● **Task item**
Look below. Copy each line that has "JSON" in it.

● **App and web page records**
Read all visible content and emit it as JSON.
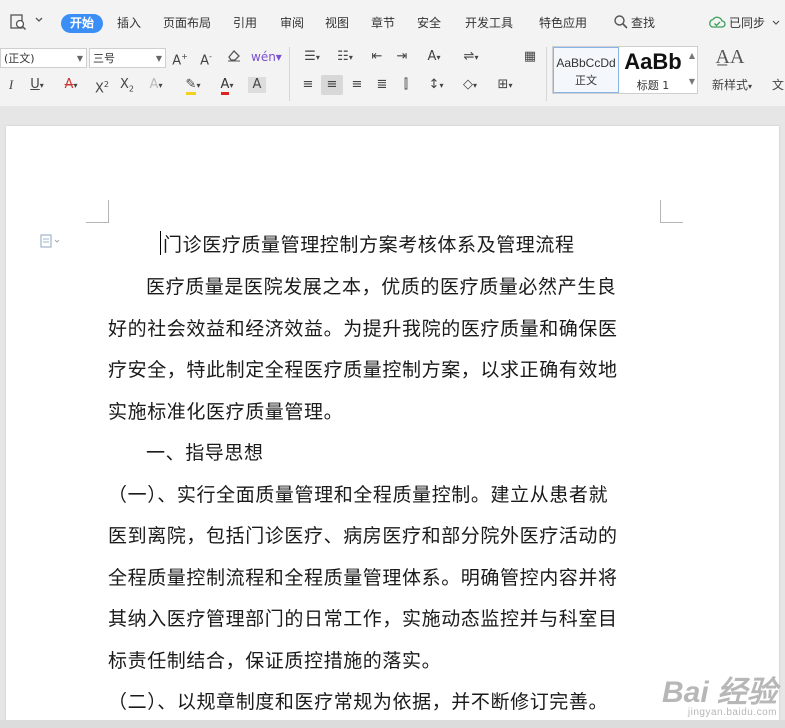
{
  "menubar": {
    "tabs": [
      {
        "label": "开始",
        "active": true
      },
      {
        "label": "插入"
      },
      {
        "label": "页面布局"
      },
      {
        "label": "引用"
      },
      {
        "label": "审阅"
      },
      {
        "label": "视图"
      },
      {
        "label": "章节"
      },
      {
        "label": "安全"
      },
      {
        "label": "开发工具"
      },
      {
        "label": "特色应用"
      }
    ],
    "search_label": "查找",
    "sync_label": "已同步",
    "accent": "#3b8ef6"
  },
  "ribbon": {
    "font_name": "(正文)",
    "font_size": "三号",
    "styles": [
      {
        "sample": "AaBbCcDd",
        "name": "正文"
      },
      {
        "sample": "AaBb",
        "name": "标题 1"
      }
    ],
    "new_style_label": "新样式",
    "cut_off_label": "文"
  },
  "document": {
    "title": "门诊医疗质量管理控制方案考核体系及管理流程",
    "lines": [
      "医疗质量是医院发展之本，优质的医疗质量必然产生良",
      "好的社会效益和经济效益。为提升我院的医疗质量和确保医",
      "疗安全，特此制定全程医疗质量控制方案，以求正确有效地",
      "实施标准化医疗质量管理。",
      "一、指导思想",
      "（一）、实行全面质量管理和全程质量控制。建立从患者就",
      "医到离院，包括门诊医疗、病房医疗和部分院外医疗活动的",
      "全程质量控制流程和全程质量管理体系。明确管控内容并将",
      "其纳入医疗管理部门的日常工作，实施动态监控并与科室目",
      "标责任制结合，保证质控措施的落实。",
      "（二）、以规章制度和医疗常规为依据，并不断修订完善。"
    ]
  },
  "watermark": {
    "text": "Bai 经验",
    "sub": "jingyan.baidu.com"
  }
}
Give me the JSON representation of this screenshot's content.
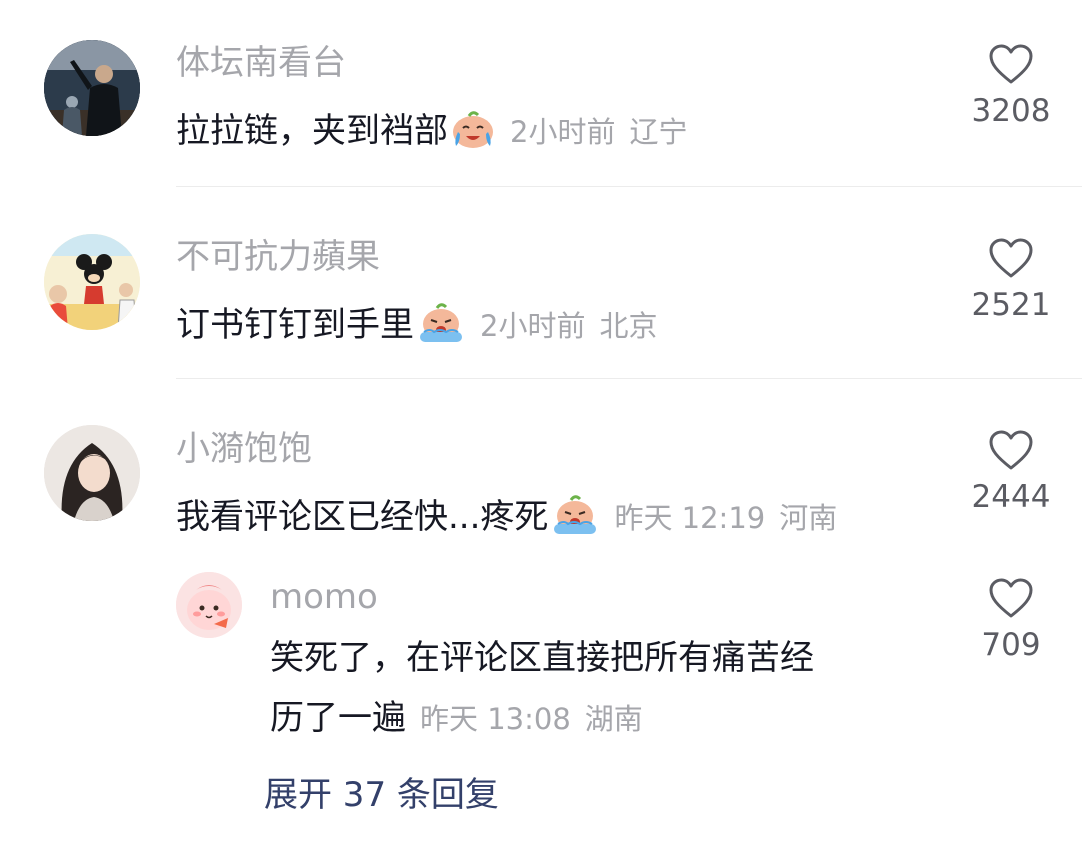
{
  "comments": [
    {
      "username": "体坛南看台",
      "text": "拉拉链，夹到裆部",
      "emoji": "crying-face-emoji",
      "time": "2小时前",
      "location": "辽宁",
      "likes": "3208",
      "avatar": "sports-photo-avatar"
    },
    {
      "username": "不可抗力蘋果",
      "text": "订书钉钉到手里",
      "emoji": "sobbing-face-emoji",
      "time": "2小时前",
      "location": "北京",
      "likes": "2521",
      "avatar": "cartoon-mouse-avatar"
    },
    {
      "username": "小漪饱饱",
      "text": "我看评论区已经快...疼死",
      "emoji": "sobbing-face-emoji",
      "time": "昨天 12:19",
      "location": "河南",
      "likes": "2444",
      "avatar": "portrait-avatar"
    }
  ],
  "reply": {
    "username": "momo",
    "text_line1": "笑死了，在评论区直接把所有痛苦经",
    "text_line2": "历了一遍",
    "time": "昨天 13:08",
    "location": "湖南",
    "likes": "709",
    "avatar": "pink-cartoon-avatar"
  },
  "expand_replies": "展开 37 条回复",
  "colors": {
    "username": "#a5a6ab",
    "text": "#161823",
    "meta": "#a5a6ab",
    "expand_link": "#33406a",
    "heart_stroke": "#5b5c63"
  }
}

● **Response to the task**
Read all visible content and emit it as JSON.
Give me the JSON representation of this screenshot's content.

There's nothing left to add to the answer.